People re-entering society after incarceration are welcomed at UCAN. Like any other community member, they “build a sense of ‘you can’” as they build skills and connect to community. The message is not, “You’re there to do a job and get the job done.” Instead, at UCAN, “you’re here to help us, to be part of us and part of this project, this goal, and mission.”
UCAN’s long term vision could help people returning from incarceration develop a financial future in farming. Sellars echoed the words of the extension agent who told me about UCAN, saying “there’s money in farming.” To meet the growing consumer interest in local organic produce and supporting Black farmers, along with recognition of financial and other challenges faced by returning community members, UCAN aims to create a farmers’ collective that sells shares under a Community Supported Agriculture (CSA) model.
As Sellars explained, “the ultimate goal is to work with the individuals one or two years to clear some land on this property so we can engage them in entrepreneurship, create a cooperative for raising vegetables. Because many have difficulty finding employment, let’s create a source of employment: what better employment than to be working where you are earning a living wage but also at the same time providing a service to the broader community by providing fresh nutritious fruits and vegetables.”
The plantation history is part of UCAN’s message and experience because it has the potential to “heal the Black community’s relationship to the earth and growing food.” UCAN “is a healing place. Because when people come [for community service] they don’t just come in to work; we share the history of this property — it was a former slave plantation — share our vision and why we are out here. One of the greatest things is we are doing it without earning a salary, we want to do it, and [also] to see that this is being led by people of color.”
In the former plantation, “Black people were enslaved doing work for the benefit of other families and communities, not their own.” With UCAN, “you see Black people doing it not to enrich others but to enrich ourselves. We are not building equity for others, we are building our own human equity in our skill sets and knowledge. Except for the fact that we don’t own the land, look how it’s been flipped. That’s the difference. We were farming it as slaves and now we are quasi-owners.”
As Sellars notes above, UCAN does not own the land it is working so hard to transform. They have long-term permission from the Triangle Land Conservancy to use the land, but not ownership. Although building equity through ownership would be preferable, the major goals are to “build human equity” through the development of skills, relationships, community.

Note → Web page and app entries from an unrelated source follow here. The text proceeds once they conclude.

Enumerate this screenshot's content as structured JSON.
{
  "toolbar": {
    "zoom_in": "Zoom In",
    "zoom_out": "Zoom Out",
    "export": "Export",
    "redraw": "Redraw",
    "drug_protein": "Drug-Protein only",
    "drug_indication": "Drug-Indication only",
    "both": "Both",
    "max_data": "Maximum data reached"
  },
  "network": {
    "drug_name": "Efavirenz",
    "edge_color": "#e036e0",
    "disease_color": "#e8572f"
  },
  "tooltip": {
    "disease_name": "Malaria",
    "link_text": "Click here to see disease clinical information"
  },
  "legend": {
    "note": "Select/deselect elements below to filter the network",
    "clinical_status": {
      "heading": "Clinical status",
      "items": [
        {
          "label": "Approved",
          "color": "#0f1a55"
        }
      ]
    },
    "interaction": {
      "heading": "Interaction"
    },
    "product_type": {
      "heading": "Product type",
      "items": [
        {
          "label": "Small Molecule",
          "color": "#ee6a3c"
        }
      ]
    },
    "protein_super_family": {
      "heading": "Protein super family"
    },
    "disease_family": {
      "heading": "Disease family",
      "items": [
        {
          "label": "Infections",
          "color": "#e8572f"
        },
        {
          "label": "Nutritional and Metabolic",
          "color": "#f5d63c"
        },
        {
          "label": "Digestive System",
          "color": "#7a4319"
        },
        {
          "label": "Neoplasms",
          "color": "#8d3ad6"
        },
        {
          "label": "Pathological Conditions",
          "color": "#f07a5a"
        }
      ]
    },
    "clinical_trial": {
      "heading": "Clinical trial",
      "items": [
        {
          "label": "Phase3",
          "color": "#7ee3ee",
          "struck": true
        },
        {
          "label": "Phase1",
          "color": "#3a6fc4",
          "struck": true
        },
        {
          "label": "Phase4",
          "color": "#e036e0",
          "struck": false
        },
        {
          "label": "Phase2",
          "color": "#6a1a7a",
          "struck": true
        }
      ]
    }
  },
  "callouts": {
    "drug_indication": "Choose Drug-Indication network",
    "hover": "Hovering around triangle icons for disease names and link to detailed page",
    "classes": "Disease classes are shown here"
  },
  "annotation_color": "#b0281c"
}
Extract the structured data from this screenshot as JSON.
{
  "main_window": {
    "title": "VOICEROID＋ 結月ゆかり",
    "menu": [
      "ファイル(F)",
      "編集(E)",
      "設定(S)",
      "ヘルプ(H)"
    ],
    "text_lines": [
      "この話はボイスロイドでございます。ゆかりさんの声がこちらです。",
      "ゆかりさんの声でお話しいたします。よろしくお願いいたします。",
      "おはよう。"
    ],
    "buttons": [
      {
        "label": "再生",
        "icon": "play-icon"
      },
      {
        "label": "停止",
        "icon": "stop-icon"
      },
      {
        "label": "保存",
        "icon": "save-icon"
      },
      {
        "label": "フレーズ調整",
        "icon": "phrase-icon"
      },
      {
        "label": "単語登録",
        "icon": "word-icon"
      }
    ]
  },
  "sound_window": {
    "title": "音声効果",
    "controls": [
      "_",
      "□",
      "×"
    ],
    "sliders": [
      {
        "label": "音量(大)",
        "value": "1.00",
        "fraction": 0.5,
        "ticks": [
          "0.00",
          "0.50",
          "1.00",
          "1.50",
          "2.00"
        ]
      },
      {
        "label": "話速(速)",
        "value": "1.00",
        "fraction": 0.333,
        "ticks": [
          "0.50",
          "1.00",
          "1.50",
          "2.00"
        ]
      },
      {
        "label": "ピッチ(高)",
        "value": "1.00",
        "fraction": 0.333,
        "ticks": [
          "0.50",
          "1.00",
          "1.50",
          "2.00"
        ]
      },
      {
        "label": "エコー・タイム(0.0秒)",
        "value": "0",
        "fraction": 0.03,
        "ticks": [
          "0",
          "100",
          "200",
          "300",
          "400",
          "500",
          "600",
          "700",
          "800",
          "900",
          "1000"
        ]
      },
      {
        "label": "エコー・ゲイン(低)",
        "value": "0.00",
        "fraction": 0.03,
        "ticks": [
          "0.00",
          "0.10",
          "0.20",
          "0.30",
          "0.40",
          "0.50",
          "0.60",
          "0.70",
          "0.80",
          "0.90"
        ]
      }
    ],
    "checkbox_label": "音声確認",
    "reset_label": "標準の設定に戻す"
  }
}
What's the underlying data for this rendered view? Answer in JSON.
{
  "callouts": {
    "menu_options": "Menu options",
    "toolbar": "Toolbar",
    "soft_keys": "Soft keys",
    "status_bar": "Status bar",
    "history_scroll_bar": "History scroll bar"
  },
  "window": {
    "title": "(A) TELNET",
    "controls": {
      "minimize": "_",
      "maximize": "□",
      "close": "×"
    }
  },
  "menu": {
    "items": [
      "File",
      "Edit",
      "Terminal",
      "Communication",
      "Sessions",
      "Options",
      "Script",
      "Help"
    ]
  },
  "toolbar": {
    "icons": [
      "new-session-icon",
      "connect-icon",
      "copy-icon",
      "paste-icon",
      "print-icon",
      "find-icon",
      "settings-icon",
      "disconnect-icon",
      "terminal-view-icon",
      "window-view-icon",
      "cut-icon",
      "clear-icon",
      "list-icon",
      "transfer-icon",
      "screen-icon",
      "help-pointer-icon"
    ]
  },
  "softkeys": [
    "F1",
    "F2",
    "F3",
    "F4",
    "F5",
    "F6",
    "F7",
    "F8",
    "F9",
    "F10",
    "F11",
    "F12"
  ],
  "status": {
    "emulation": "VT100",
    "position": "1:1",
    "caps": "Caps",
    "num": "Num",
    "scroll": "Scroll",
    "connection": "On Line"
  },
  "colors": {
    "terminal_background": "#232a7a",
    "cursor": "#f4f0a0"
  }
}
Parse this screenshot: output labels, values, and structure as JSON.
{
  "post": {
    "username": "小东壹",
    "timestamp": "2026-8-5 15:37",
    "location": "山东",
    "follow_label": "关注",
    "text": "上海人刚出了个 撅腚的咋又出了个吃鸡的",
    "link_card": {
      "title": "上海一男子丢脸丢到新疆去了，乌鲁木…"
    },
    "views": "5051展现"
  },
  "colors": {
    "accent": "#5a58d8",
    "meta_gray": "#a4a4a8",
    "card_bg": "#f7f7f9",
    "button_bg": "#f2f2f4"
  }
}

Michele Easter is an Assistant Professor in Psychiatry and Behavioral Sciences at Duke University’s School of Medicine. She is also part of the Behavioral Health Core at the Wilson Center for Science and Justice.